You can’t escape Seth MacFarlane.
“The Cleveland Show”
Sundays at 8:30 p.m.
Now, that’s not necessarily a negative statement, just a restating of the obvious. Besides creating and currently starring in Fox’s “Family Guy” and “American Dad!,” MacFarlane regularly appears on co-star Seth Green’s show “Robot Chicken,” heads his own online comedy series, acts on the side and has a recurring role on ABC’s fall drama “FlashForward.”
But considering how increasingly difficult it is to turn to any given channel and not see something related to MacFarlane, “The Cleveland Show” — a spin-off of “Family Guy” — raises the obvious question: Does the world really need another show from Seth MacFarlane? It’s a question “The Cleveland Show” isn’t particularly sure how to answer.
“The Cleveland Show” revolves around Cleveland Brown (voice of Mike Henry), a recurring character on “Family Guy.” Tired of playing second fiddle to Peter Griffin and wanting to move on after a divorce, Cleveland and his son Cleveland Jr. move back to his hometown, where he meets up with a former high school crush and ends up becoming a father for her and her kids.
From the hyper-saturated “Sanford And Son”-esque opening theme to the leisurely rate at which the show develops its setting and cast, it’s clear “The Cleveland Show” aims to do something different than “Family Guy.”

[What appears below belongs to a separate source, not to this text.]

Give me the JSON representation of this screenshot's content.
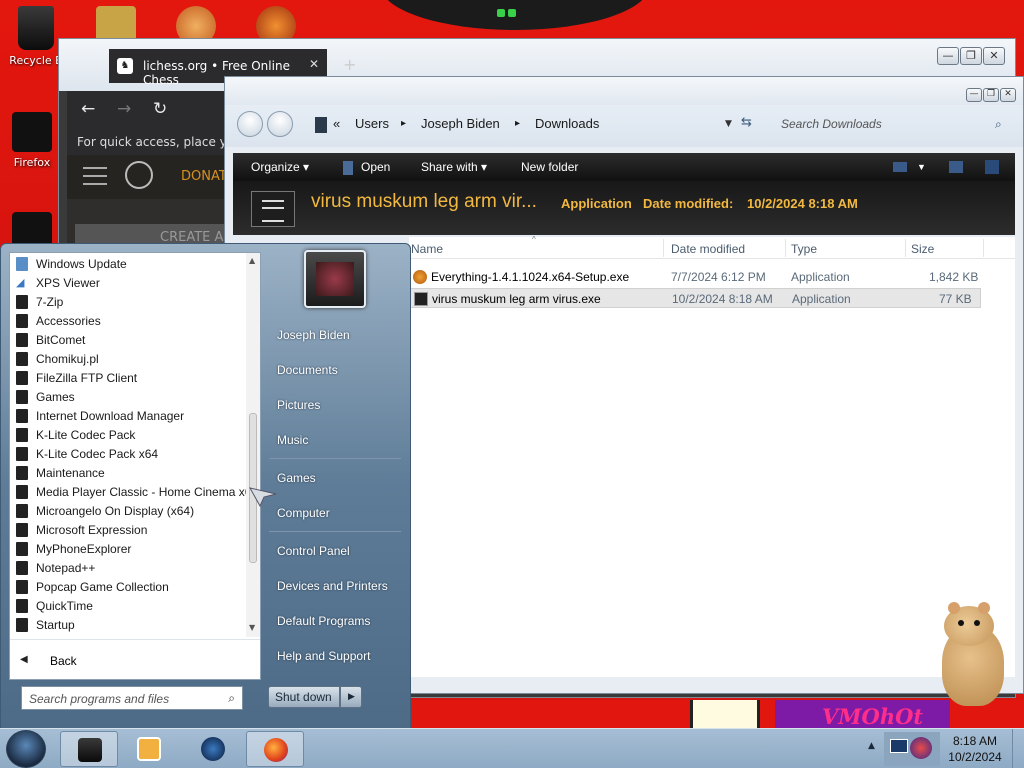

The story line moves at a somewhat more deliberate pace than the other shows in MacFarlane’s oeuvre, but that’s not saying much. The show makes occasional use of cutaway gags — the nonsequitur scenes that “Family Guy” is known for — but there’s a conscious effort to give the show less of a gag-per-minute mentality, putting it closer in tone to shows like “King of The Hill.”
As admirable as those aims might be, the execution only occasionally hits its mark. There’s a common thread in MacFarlane’s work of defying convention, whether it’s the anarchistic disregard “Family Guy” has toward the sitcom format, throwing in musical interludes and cutaway gags at random points or the sheer bizarreness of “American Dad!”
Right now, though, “The Cleveland Show” lacks both the teeth of its less conventional cousins and the emotional base to support its loftier ambitions. On “Family Guy,” Cleveland was always a capable foil to the absurdity of any given episode, but anchoring an entire series around a character who is essentially a generic straight man requires a kind of finesse the show doesn’t yet have.
The show’s premise adheres to especially tired genre tropes — Cleveland has to deal with quirkily precocious sons, a combative teenage daughter and his stereotypical neighbors. But there’s never really a sense that MacFarlane, along with co-creators Mike Henry and Rich Appel (who all worked on “Family Guy”) know how to tell a story without a cutaway gag.
Even with the twists “The Cleveland Show” applies to the traditional sitcom formula — for example, Cleveland and his new family live next to a talking German bear couple voiced by MacFarlane and, inexplicably, political commentator Arianna Huffington — the unadventurous writing is bland, straddling the political incorrectness of “Family Guy” and the emotional heart of “King of the Hill,” but never finding a comfortable balance in between.
“The Cleveland Show” isn’t terrible — the pilot has the occasional sharp joke, with Tim, the bear husband, regularly stealing the scenes. But for a show that’s ostensibly “The Cosby Show” by way of Seth MacFarlane, it’s remarkably tame and, consequently, can’t help but feel like squandered potential.